→ Exercise
From the entries below, count the lines holding the word "icon" and give nothing but the number.

→ Input data
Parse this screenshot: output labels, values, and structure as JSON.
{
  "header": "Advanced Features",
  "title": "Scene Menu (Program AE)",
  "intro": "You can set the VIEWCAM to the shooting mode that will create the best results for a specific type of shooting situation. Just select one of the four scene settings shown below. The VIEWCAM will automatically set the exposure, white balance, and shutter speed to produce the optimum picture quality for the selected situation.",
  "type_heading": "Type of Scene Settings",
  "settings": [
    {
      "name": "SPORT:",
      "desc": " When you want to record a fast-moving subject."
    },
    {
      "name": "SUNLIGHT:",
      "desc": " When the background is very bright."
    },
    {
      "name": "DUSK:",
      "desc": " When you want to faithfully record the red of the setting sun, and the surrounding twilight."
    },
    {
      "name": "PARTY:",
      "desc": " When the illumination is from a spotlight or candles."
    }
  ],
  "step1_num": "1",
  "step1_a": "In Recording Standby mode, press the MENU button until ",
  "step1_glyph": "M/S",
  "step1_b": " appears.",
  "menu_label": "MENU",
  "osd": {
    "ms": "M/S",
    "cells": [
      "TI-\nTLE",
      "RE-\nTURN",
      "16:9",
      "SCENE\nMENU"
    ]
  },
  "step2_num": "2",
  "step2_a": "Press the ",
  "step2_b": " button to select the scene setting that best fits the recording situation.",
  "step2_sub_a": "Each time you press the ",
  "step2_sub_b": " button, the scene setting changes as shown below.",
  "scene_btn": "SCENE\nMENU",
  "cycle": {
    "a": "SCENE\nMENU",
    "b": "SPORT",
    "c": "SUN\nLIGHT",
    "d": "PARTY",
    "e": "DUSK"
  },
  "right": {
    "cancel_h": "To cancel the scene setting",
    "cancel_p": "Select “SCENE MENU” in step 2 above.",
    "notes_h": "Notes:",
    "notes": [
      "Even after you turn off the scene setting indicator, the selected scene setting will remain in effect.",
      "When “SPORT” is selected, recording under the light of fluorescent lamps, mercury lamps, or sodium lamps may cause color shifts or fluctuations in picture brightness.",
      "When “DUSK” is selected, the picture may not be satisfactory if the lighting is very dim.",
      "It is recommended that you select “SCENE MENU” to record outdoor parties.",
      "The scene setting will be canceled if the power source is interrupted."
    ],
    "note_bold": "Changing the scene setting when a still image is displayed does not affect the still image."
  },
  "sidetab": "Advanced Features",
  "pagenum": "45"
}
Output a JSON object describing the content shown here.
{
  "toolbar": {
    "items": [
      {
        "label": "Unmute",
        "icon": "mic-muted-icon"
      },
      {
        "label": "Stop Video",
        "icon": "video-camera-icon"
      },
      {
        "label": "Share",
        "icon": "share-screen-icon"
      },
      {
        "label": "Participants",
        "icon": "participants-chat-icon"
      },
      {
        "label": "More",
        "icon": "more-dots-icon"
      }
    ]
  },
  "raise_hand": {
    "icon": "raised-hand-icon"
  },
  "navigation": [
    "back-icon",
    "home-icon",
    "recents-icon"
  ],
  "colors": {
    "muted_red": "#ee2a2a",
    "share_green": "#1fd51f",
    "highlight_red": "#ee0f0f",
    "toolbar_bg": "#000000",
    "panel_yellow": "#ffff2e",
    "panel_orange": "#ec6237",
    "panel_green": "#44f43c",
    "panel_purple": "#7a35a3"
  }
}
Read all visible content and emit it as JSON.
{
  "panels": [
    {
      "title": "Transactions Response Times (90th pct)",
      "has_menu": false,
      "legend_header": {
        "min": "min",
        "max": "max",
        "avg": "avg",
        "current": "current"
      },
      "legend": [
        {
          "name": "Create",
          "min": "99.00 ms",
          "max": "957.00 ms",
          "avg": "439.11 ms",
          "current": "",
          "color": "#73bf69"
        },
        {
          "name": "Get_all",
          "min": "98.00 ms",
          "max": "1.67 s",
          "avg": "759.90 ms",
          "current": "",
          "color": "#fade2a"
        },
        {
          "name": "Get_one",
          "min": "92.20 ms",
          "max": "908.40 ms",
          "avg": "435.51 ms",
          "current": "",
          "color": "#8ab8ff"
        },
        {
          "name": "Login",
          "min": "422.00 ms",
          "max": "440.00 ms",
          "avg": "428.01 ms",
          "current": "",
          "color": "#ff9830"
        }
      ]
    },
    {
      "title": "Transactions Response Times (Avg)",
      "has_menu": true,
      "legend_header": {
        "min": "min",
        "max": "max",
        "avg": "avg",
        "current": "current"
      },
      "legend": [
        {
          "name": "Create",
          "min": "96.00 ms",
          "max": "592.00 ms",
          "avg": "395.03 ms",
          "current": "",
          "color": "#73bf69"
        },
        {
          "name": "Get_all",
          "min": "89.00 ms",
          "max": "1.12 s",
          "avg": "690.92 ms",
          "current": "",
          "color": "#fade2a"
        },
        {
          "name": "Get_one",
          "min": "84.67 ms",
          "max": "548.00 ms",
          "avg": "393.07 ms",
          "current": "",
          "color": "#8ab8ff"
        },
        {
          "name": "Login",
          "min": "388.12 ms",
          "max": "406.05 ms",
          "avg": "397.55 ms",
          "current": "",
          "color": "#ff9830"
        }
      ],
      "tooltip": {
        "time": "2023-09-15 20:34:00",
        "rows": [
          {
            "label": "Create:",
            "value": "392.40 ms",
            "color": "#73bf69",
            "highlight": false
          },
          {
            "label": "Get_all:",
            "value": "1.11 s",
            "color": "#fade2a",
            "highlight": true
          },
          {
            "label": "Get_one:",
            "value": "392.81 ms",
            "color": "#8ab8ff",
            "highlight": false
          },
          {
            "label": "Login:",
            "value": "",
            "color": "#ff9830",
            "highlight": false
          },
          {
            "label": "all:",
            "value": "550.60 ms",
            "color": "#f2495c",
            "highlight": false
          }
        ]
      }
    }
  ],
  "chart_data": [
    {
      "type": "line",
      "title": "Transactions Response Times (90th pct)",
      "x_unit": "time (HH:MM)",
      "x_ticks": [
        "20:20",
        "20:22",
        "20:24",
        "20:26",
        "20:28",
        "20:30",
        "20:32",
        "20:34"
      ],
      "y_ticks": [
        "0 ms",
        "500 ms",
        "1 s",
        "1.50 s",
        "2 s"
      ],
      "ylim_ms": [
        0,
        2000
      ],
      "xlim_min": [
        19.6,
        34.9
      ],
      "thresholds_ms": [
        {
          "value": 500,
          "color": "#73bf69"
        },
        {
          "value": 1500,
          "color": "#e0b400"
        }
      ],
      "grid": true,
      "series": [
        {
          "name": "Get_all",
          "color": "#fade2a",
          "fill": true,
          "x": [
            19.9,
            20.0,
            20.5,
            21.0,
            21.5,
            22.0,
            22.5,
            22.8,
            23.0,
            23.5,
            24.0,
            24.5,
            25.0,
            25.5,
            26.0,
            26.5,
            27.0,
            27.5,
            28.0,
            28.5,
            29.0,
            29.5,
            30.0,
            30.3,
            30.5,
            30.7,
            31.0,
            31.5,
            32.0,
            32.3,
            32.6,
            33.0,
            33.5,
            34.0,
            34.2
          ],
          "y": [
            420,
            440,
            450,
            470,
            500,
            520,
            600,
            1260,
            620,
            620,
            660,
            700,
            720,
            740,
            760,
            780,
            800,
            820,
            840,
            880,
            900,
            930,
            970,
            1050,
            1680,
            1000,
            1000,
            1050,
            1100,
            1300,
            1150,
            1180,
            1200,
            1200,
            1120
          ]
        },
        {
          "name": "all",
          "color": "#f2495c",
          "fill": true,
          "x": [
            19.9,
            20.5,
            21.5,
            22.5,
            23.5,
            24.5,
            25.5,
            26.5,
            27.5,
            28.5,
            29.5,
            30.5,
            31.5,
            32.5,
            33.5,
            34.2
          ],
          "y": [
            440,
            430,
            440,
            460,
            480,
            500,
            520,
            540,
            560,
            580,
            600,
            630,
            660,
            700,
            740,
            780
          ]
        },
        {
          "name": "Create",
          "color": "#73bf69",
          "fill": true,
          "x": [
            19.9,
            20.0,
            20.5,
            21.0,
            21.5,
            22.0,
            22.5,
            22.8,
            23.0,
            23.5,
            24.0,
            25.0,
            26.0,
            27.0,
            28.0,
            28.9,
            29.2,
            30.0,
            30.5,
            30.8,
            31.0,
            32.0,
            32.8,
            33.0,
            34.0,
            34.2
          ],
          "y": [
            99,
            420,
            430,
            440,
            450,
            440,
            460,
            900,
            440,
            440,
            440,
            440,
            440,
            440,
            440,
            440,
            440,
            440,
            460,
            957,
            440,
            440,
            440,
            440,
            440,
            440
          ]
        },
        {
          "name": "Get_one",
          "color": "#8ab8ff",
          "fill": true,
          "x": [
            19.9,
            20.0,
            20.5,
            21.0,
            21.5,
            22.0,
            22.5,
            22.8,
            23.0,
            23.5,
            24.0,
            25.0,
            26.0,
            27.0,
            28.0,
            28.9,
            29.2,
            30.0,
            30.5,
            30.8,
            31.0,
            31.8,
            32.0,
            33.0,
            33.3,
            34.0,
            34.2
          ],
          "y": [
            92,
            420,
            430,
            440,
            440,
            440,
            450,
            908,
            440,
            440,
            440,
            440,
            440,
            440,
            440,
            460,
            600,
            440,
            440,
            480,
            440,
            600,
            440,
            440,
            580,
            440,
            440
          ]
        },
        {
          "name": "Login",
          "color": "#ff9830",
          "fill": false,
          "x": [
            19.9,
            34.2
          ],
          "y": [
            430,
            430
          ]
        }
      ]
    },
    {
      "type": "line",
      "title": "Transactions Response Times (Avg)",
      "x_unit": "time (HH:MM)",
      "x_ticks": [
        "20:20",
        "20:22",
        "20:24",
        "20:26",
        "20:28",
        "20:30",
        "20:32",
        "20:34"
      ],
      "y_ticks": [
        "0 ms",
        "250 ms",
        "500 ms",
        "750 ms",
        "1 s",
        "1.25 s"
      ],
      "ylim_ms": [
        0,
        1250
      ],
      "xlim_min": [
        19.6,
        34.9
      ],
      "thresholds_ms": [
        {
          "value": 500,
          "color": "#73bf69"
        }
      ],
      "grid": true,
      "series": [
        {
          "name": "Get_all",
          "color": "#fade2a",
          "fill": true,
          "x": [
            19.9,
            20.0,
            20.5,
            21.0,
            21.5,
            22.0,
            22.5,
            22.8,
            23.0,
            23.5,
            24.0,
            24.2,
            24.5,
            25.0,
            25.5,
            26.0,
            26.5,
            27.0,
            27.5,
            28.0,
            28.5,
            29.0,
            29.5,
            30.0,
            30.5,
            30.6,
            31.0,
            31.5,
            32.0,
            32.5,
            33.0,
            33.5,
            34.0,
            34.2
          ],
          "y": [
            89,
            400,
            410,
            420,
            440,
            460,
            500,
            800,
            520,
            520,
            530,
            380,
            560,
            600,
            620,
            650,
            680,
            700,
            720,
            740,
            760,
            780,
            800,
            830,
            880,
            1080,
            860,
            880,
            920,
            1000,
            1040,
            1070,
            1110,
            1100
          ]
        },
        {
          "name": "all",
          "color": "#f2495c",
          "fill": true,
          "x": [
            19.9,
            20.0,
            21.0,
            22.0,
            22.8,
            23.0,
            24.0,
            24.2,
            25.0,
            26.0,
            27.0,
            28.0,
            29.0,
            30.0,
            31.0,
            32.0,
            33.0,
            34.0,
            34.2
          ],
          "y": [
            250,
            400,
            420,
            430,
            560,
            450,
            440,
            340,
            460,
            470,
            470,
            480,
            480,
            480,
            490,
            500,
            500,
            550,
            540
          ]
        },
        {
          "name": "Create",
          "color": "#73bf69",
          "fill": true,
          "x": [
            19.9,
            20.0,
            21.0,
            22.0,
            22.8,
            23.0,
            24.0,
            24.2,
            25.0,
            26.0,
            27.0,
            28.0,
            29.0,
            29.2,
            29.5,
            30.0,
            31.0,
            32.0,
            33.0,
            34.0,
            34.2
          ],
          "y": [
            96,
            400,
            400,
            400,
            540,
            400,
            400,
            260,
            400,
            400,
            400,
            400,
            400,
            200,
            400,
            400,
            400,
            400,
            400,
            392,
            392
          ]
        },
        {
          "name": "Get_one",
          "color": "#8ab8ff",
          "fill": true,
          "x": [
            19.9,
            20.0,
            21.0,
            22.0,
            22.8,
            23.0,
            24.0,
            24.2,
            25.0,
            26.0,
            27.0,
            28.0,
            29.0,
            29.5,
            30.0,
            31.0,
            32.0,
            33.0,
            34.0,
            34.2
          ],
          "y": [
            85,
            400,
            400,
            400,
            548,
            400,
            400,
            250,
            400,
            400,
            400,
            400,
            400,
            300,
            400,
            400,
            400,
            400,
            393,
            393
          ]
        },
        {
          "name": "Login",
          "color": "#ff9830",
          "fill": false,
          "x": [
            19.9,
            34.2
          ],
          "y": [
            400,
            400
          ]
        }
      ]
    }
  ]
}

→ Task result
9